“As artists and scientists seek to explain our place, I join the most advanced daydreamers – those who imaginatively visualize a creative matrix and explore otherworldly possibilities – those who embrace indeterminacy and the fundamentally unstable boundaries between infinitesimal and immeasurable realms.” Carol Prusa
Prusa’s (American, b. 1956) work consists of acrylic hemispherical domes that are articulated with silverpoint drawing and graphite and punctuated by fiber optic lights. Using mathematical models that physicists have developed to explain the universe, her geometries are expressed as beautifully intricate and interconnected, offering a spiritual force in the ordering of a real world sustained by its own logic. The result is work that evokes ideas of origin, mysticism and sacredness.
Prusa has an extensive exhibition record that includes the American Museum of Arts and Design, New York City; DeCordova Sculpture Park and Museum, Lincoln (MA); Southeast Center for Contemporary Art, Winston-Salem; Frist Center for the Arts, Nashville; Louisiana Museum of Art and Science, Baton Rouge; and most recently, the Kohler Arts Center, Sheboygan.
Funded in part by UW Art Museum Gala Funds, Wyoming Public Radio, and the Wyoming Arts Council through the Wyoming State Legislature and the National Endowment for the Arts
Left: Carol Prusa (American, b. 1956), Chaosmos, 2009, silverpoint, graphite, titanium white pigment with acrylic binder on acrylic hemisphere with fiber optics, 30 x 30 x 11 inches, courtesy of the artist
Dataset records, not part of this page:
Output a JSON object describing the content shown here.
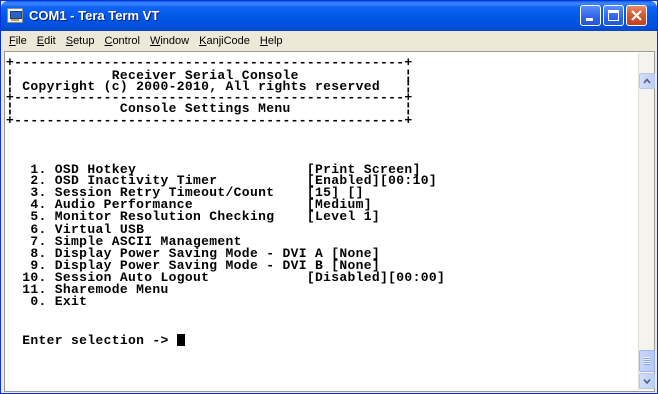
{
  "window": {
    "title": "COM1 - Tera Term VT",
    "controls": {
      "minimize_icon": "minimize-icon",
      "maximize_icon": "maximize-icon",
      "close_icon": "close-icon"
    }
  },
  "menubar": {
    "items": [
      {
        "label": "File",
        "accel": "F",
        "rest": "ile"
      },
      {
        "label": "Edit",
        "accel": "E",
        "rest": "dit"
      },
      {
        "label": "Setup",
        "accel": "S",
        "rest": "etup"
      },
      {
        "label": "Control",
        "accel": "C",
        "rest": "ontrol"
      },
      {
        "label": "Window",
        "accel": "W",
        "rest": "indow"
      },
      {
        "label": "KanjiCode",
        "accel": "K",
        "rest": "anjiCode"
      },
      {
        "label": "Help",
        "accel": "H",
        "rest": "elp"
      }
    ]
  },
  "terminal": {
    "lines": [
      "+------------------------------------------------+",
      "¦            Receiver Serial Console             ¦",
      "¦ Copyright (c) 2000-2010, All rights reserved   ¦",
      "+------------------------------------------------+",
      "¦             Console Settings Menu              ¦",
      "+------------------------------------------------+",
      "",
      "",
      "   1. OSD Hotkey                     [Print Screen]",
      "   2. OSD Inactivity Timer           [Enabled][00:10]",
      "   3. Session Retry Timeout/Count    [15] []",
      "   4. Audio Performance              [Medium]",
      "   5. Monitor Resolution Checking    [Level 1]",
      "   6. Virtual USB",
      "   7. Simple ASCII Management",
      "   8. Display Power Saving Mode - DVI A [None]",
      "   9. Display Power Saving Mode - DVI B [None]",
      "  10. Session Auto Logout            [Disabled][00:00]",
      "  11. Sharemode Menu",
      "   0. Exit",
      "",
      "  Enter selection -> "
    ]
  },
  "colors": {
    "titlebar": "#0054E3",
    "terminal_bg": "#FFFFFF",
    "terminal_fg": "#000000",
    "window_bg": "#ECE9D8"
  }
}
Right: Carol Prusa (American, b. 1956), Internal Architecture, 2009, silverpoint, graphite, titanium white pigment with acrylic binder on acrylic hemisphere with fiber optics, 22 x 22 x 11 inches, courtesy of the artist